------ Information supplied ------

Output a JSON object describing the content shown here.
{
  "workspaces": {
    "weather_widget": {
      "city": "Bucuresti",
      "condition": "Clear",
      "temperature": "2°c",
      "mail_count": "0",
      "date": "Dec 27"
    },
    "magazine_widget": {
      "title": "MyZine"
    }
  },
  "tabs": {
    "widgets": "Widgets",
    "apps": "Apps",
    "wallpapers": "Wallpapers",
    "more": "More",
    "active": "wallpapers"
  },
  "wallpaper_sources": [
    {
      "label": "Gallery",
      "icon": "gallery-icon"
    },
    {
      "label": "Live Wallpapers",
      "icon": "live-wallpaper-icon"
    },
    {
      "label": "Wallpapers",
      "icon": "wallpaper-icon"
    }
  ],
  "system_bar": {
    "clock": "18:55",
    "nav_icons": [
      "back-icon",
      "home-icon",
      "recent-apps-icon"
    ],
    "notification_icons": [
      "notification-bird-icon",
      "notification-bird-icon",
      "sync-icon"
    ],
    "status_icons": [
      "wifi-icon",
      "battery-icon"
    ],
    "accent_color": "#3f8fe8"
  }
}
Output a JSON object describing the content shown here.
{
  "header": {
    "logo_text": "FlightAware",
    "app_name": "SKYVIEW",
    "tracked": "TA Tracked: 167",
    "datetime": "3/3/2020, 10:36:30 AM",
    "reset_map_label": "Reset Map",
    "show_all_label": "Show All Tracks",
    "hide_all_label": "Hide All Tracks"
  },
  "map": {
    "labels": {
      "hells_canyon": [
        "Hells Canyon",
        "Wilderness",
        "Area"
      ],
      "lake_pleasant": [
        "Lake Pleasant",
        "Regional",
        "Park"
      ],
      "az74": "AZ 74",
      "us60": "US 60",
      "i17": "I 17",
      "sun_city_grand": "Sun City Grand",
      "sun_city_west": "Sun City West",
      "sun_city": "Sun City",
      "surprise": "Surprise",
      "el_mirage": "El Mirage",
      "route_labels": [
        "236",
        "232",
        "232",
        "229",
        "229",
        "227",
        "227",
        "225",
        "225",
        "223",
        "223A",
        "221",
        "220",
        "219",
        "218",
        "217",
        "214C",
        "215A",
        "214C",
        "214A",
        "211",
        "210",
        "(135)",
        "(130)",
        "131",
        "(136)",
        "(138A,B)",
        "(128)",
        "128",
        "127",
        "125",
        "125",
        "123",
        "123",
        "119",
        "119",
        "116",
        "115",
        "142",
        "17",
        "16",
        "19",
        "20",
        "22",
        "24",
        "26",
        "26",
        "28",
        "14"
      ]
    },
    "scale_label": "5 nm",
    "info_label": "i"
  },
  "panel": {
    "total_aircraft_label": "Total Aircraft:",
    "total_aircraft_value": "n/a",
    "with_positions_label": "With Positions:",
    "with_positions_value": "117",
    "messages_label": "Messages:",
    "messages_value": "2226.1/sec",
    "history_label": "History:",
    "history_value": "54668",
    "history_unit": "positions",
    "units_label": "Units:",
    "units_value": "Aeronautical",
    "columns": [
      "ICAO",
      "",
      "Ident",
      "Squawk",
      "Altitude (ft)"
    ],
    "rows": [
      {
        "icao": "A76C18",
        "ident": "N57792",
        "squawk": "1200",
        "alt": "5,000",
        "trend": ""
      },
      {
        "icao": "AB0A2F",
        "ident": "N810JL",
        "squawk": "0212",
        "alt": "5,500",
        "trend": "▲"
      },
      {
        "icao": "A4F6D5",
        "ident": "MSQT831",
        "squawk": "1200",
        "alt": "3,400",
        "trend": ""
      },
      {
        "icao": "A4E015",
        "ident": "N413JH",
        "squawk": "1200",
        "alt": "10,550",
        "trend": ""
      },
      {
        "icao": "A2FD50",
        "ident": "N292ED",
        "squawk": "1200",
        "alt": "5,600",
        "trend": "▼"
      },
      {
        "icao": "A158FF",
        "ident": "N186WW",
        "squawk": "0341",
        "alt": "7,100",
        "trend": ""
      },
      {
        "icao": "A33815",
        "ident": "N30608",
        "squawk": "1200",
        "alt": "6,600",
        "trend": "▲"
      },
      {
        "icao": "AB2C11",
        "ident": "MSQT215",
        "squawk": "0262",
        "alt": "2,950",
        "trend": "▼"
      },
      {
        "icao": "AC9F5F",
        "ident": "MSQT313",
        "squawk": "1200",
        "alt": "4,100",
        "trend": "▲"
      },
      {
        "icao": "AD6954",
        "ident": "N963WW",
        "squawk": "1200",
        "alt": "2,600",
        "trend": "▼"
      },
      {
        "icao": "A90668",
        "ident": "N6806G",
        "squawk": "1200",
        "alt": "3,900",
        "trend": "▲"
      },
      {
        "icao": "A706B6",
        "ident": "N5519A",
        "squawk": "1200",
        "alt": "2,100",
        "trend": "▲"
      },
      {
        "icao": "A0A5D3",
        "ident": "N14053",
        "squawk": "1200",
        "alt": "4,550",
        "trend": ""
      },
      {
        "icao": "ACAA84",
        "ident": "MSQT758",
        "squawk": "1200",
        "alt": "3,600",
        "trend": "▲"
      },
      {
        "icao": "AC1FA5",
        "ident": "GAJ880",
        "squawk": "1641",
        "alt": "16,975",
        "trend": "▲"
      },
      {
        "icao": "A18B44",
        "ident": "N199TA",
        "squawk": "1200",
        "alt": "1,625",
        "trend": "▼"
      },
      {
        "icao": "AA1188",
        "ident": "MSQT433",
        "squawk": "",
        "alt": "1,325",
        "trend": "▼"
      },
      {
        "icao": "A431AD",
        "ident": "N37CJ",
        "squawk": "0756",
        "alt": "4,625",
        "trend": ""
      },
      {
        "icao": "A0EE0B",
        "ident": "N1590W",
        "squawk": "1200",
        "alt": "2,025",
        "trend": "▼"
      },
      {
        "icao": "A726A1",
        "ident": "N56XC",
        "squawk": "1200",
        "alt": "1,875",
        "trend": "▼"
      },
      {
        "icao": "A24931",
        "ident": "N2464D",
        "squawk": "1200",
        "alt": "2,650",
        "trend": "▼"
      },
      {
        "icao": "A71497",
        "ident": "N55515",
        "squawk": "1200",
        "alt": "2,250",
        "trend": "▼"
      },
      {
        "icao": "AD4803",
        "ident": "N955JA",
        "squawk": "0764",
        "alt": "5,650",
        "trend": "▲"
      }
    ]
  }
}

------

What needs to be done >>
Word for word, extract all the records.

Result >>
Output a JSON object describing the content shown here.
{
  "workspaces": {
    "weather_widget": {
      "city": "Bucuresti",
      "condition": "Clear",
      "temperature": "2°c",
      "mail_count": "0",
      "date": "Dec 27"
    },
    "magazine_widget": {
      "title": "MyZine"
    }
  },
  "tabs": {
    "widgets": "Widgets",
    "apps": "Apps",
    "wallpapers": "Wallpapers",
    "more": "More",
    "active": "wallpapers"
  },
  "wallpaper_sources": [
    {
      "label": "Gallery",
      "icon": "gallery-icon"
    },
    {
      "label": "Live Wallpapers",
      "icon": "live-wallpaper-icon"
    },
    {
      "label": "Wallpapers",
      "icon": "wallpaper-icon"
    }
  ],
  "system_bar": {
    "clock": "18:55",
    "nav_icons": [
      "back-icon",
      "home-icon",
      "recent-apps-icon"
    ],
    "notification_icons": [
      "notification-bird-icon",
      "notification-bird-icon",
      "sync-icon"
    ],
    "status_icons": [
      "wifi-icon",
      "battery-icon"
    ],
    "accent_color": "#3f8fe8"
  }
}
Output a JSON object describing the content shown here.
{
  "header": {
    "logo_text": "FlightAware",
    "app_name": "SKYVIEW",
    "tracked": "TA Tracked: 167",
    "datetime": "3/3/2020, 10:36:30 AM",
    "reset_map_label": "Reset Map",
    "show_all_label": "Show All Tracks",
    "hide_all_label": "Hide All Tracks"
  },
  "map": {
    "labels": {
      "hells_canyon": [
        "Hells Canyon",
        "Wilderness",
        "Area"
      ],
      "lake_pleasant": [
        "Lake Pleasant",
        "Regional",
        "Park"
      ],
      "az74": "AZ 74",
      "us60": "US 60",
      "i17": "I 17",
      "sun_city_grand": "Sun City Grand",
      "sun_city_west": "Sun City West",
      "sun_city": "Sun City",
      "surprise": "Surprise",
      "el_mirage": "El Mirage",
      "route_labels": [
        "236",
        "232",
        "232",
        "229",
        "229",
        "227",
        "227",
        "225",
        "225",
        "223",
        "223A",
        "221",
        "220",
        "219",
        "218",
        "217",
        "214C",
        "215A",
        "214C",
        "214A",
        "211",
        "210",
        "(135)",
        "(130)",
        "131",
        "(136)",
        "(138A,B)",
        "(128)",
        "128",
        "127",
        "125",
        "125",
        "123",
        "123",
        "119",
        "119",
        "116",
        "115",
        "142",
        "17",
        "16",
        "19",
        "20",
        "22",
        "24",
        "26",
        "26",
        "28",
        "14"
      ]
    },
    "scale_label": "5 nm",
    "info_label": "i"
  },
  "panel": {
    "total_aircraft_label": "Total Aircraft:",
    "total_aircraft_value": "n/a",
    "with_positions_label": "With Positions:",
    "with_positions_value": "117",
    "messages_label": "Messages:",
    "messages_value": "2226.1/sec",
    "history_label": "History:",
    "history_value": "54668",
    "history_unit": "positions",
    "units_label": "Units:",
    "units_value": "Aeronautical",
    "columns": [
      "ICAO",
      "",
      "Ident",
      "Squawk",
      "Altitude (ft)"
    ],
    "rows": [
      {
        "icao": "A76C18",
        "ident": "N57792",
        "squawk": "1200",
        "alt": "5,000",
        "trend": ""
      },
      {
        "icao": "AB0A2F",
        "ident": "N810JL",
        "squawk": "0212",
        "alt": "5,500",
        "trend": "▲"
      },
      {
        "icao": "A4F6D5",
        "ident": "MSQT831",
        "squawk": "1200",
        "alt": "3,400",
        "trend": ""
      },
      {
        "icao": "A4E015",
        "ident": "N413JH",
        "squawk": "1200",
        "alt": "10,550",
        "trend": ""
      },
      {
        "icao": "A2FD50",
        "ident": "N292ED",
        "squawk": "1200",
        "alt": "5,600",
        "trend": "▼"
      },
      {
        "icao": "A158FF",
        "ident": "N186WW",
        "squawk": "0341",
        "alt": "7,100",
        "trend": ""
      },
      {
        "icao": "A33815",
        "ident": "N30608",
        "squawk": "1200",
        "alt": "6,600",
        "trend": "▲"
      },
      {
        "icao": "AB2C11",
        "ident": "MSQT215",
        "squawk": "0262",
        "alt": "2,950",
        "trend": "▼"
      },
      {
        "icao": "AC9F5F",
        "ident": "MSQT313",
        "squawk": "1200",
        "alt": "4,100",
        "trend": "▲"
      },
      {
        "icao": "AD6954",
        "ident": "N963WW",
        "squawk": "1200",
        "alt": "2,600",
        "trend": "▼"
      },
      {
        "icao": "A90668",
        "ident": "N6806G",
        "squawk": "1200",
        "alt": "3,900",
        "trend": "▲"
      },
      {
        "icao": "A706B6",
        "ident": "N5519A",
        "squawk": "1200",
        "alt": "2,100",
        "trend": "▲"
      },
      {
        "icao": "A0A5D3",
        "ident": "N14053",
        "squawk": "1200",
        "alt": "4,550",
        "trend": ""
      },
      {
        "icao": "ACAA84",
        "ident": "MSQT758",
        "squawk": "1200",
        "alt": "3,600",
        "trend": "▲"
      },
      {
        "icao": "AC1FA5",
        "ident": "GAJ880",
        "squawk": "1641",
        "alt": "16,975",
        "trend": "▲"
      },
      {
        "icao": "A18B44",
        "ident": "N199TA",
        "squawk": "1200",
        "alt": "1,625",
        "trend": "▼"
      },
      {
        "icao": "AA1188",
        "ident": "MSQT433",
        "squawk": "",
        "alt": "1,325",
        "trend": "▼"
      },
      {
        "icao": "A431AD",
        "ident": "N37CJ",
        "squawk": "0756",
        "alt": "4,625",
        "trend": ""
      },
      {
        "icao": "A0EE0B",
        "ident": "N1590W",
        "squawk": "1200",
        "alt": "2,025",
        "trend": "▼"
      },
      {
        "icao": "A726A1",
        "ident": "N56XC",
        "squawk": "1200",
        "alt": "1,875",
        "trend": "▼"
      },
      {
        "icao": "A24931",
        "ident": "N2464D",
        "squawk": "1200",
        "alt": "2,650",
        "trend": "▼"
      },
      {
        "icao": "A71497",
        "ident": "N55515",
        "squawk": "1200",
        "alt": "2,250",
        "trend": "▼"
      },
      {
        "icao": "AD4803",
        "ident": "N955JA",
        "squawk": "0764",
        "alt": "5,650",
        "trend": "▲"
      }
    ]
  }
}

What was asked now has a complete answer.